(Data about app and page elements)
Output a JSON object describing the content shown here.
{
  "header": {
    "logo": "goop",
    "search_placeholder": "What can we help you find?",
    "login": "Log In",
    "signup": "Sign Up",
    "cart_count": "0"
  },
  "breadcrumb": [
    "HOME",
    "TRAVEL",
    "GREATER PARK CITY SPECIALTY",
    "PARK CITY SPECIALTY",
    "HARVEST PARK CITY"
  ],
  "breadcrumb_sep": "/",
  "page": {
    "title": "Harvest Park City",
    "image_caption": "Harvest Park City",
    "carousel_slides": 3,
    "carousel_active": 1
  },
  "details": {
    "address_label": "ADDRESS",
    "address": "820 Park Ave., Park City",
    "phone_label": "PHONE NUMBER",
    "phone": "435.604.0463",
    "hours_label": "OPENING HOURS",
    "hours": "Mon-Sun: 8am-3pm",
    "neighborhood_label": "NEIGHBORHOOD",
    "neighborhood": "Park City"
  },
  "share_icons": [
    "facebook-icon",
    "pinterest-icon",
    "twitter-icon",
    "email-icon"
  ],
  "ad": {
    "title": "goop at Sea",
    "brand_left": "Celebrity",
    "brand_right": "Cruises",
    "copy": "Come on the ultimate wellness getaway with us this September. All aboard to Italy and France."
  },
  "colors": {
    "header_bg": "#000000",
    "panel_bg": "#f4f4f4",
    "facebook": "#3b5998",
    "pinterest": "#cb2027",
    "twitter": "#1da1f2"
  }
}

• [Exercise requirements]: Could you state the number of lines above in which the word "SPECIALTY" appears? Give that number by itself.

• [Result of the task]: 2